According to market research conducted by consulting firm Bain & Company on behalf of Dickies, 87 percent of 300 customers surveyed report the 3DLook tool has improved the shopping experience and would like to see the size and fit recommendations offered on more products.
The study also found that 94 percent of surveyed consumers rate sizing as the key barrier to purchasing garments online, confirming the opportunity for solutions that can remotely measure online customers and match them with the best-fitting garments.
Overall, the independent research concluded that the tool had made a positive impact on Dickies brand image and was perceived to be strong in delivering a young and innovative image and sense of style.
To use the solution, shoppers on Dickies Tmall store select a product and click on the measurement widget, which prompts a voice assistant to guide them through the quick photo flow.

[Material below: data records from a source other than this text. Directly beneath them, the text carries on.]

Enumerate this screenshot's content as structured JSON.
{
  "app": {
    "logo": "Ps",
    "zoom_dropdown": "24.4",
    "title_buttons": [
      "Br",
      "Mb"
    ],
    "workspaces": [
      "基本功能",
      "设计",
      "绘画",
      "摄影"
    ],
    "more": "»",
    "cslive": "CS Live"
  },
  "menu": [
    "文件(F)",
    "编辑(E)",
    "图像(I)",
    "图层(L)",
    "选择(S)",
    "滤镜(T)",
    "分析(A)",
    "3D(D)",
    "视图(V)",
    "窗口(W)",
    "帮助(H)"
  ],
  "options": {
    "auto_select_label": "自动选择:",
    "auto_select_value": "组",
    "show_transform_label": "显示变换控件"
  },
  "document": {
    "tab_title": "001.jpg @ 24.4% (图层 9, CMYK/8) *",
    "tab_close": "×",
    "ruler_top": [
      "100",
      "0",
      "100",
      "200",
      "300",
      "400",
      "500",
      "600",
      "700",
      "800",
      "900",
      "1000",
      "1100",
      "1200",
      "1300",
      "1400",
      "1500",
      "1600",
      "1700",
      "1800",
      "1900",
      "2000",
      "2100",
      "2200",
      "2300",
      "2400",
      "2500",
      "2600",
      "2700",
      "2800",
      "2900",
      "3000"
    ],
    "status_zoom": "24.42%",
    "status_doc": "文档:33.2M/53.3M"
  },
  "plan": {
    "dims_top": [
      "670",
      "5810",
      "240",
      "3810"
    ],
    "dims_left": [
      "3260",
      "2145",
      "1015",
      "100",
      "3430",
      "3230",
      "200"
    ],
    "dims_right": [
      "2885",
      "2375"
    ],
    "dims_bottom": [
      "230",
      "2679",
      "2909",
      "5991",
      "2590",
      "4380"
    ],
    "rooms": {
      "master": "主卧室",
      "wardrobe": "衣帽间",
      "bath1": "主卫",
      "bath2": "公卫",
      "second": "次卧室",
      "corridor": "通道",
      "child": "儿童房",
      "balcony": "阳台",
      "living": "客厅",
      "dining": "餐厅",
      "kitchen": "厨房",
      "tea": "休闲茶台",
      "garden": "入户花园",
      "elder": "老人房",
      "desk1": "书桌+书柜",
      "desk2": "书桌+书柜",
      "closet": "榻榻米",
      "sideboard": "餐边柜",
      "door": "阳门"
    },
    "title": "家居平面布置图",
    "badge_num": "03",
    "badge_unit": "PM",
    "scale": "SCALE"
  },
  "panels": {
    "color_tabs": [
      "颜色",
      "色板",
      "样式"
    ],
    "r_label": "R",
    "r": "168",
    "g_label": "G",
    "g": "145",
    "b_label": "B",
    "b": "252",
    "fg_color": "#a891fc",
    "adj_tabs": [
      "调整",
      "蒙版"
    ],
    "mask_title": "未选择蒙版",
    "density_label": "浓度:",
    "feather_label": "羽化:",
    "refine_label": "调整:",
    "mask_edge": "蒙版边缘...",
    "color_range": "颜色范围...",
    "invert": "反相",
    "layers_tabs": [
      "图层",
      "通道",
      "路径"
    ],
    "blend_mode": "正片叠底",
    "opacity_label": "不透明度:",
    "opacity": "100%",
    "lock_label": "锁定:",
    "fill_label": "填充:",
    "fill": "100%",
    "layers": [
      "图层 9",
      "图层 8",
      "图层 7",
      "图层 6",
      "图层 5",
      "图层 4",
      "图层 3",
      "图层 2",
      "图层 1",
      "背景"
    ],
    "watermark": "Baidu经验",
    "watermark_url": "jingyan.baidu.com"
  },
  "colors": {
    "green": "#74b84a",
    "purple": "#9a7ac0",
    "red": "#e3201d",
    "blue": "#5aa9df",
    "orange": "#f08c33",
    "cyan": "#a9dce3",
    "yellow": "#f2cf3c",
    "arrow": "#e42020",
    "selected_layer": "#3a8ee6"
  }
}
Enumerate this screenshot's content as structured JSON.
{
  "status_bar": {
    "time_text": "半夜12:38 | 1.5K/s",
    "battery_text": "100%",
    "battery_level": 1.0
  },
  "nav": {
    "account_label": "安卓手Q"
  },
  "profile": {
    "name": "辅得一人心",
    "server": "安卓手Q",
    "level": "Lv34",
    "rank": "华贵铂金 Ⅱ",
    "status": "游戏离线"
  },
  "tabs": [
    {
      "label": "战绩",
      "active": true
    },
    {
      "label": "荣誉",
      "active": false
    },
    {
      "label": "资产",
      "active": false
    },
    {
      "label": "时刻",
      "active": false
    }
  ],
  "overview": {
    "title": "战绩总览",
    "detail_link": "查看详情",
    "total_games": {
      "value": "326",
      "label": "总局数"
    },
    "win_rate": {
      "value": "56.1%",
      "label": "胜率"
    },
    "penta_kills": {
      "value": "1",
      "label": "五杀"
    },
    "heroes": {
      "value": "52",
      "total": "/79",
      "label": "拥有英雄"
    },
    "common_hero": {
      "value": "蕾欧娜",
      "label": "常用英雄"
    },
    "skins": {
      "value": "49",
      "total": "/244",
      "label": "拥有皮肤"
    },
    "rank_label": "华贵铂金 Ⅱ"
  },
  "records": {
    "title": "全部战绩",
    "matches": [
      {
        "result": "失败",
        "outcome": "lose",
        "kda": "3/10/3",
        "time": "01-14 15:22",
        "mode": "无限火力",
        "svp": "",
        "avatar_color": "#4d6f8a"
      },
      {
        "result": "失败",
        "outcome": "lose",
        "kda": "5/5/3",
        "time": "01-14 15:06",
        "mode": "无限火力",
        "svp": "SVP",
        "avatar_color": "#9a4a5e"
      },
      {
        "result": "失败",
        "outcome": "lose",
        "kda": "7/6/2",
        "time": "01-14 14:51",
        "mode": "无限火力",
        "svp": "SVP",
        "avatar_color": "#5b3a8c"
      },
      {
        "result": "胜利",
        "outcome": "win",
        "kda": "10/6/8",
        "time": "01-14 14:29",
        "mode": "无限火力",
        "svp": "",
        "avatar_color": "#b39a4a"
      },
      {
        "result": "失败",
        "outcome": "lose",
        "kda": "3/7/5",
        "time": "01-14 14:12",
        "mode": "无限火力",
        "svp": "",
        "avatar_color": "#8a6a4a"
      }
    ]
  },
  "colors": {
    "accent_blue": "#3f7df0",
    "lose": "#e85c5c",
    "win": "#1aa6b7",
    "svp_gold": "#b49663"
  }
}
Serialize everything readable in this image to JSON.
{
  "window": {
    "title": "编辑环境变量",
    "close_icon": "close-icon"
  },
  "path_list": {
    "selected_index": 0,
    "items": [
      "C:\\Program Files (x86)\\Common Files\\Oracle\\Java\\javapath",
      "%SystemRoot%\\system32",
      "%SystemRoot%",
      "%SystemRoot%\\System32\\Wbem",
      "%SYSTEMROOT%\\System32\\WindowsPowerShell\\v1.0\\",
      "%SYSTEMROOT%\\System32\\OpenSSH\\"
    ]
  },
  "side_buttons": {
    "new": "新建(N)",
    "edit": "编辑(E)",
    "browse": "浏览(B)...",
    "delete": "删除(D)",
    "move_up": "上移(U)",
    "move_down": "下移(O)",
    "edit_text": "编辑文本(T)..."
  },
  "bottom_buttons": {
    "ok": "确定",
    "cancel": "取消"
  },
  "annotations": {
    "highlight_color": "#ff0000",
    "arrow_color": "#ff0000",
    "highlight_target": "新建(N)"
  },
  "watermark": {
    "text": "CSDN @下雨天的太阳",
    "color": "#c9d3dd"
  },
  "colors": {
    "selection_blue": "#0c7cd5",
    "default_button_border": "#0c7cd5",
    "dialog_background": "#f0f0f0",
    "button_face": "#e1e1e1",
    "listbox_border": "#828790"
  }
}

From there, the YourFit feature offers photorealistic virtual try-on functionalities combined with data-driven size recommendations, enabling customers to model virtual garments on a 3D avatar based on the body measurements.
The pilot differed from 3DLook’s traditional partnerships as well, with Cathcart noting that the tech provider’s go-to-market strategy is traditionally focused on U.S.-based brands. But Cathcart’s own career experiences in China led her to realize that Chinese consumers are ahead of their global peers, including those in the U.S., making 3D technology an obvious benefit in the market.
“It was really interesting to see the data that we had gotten back from our report with Dickies, because it showed me that we were absolutely on the right path here because the Chinese consumer tends to be so digitally advanced,” Cathcart said. “It was kind of another validation point that fit is a real problem for consumers everywhere, whether you’re male, whether you’re female, and it doesn’t really matter the demographic or where you’re purchasing.”
In a January earnings call, VF Corp. CEO, president and chairman Steve Rendle said that an important part of the company’s go-forward strategy in China is “speaking to the Chinese consumer as a Chinese consumer and elevating our local-for-local product creation, demand creation and really tailoring events that are relevant to them and their needs.”
Although Dickies remains the only VF Corp. brand that has integrated the 3DLook experience in Tmall, don’t rule out the others. Now that the label has paved the way, any other VF brand interested in activating the size recommendation engine on the Chinese e-commerce platform will be able to do so.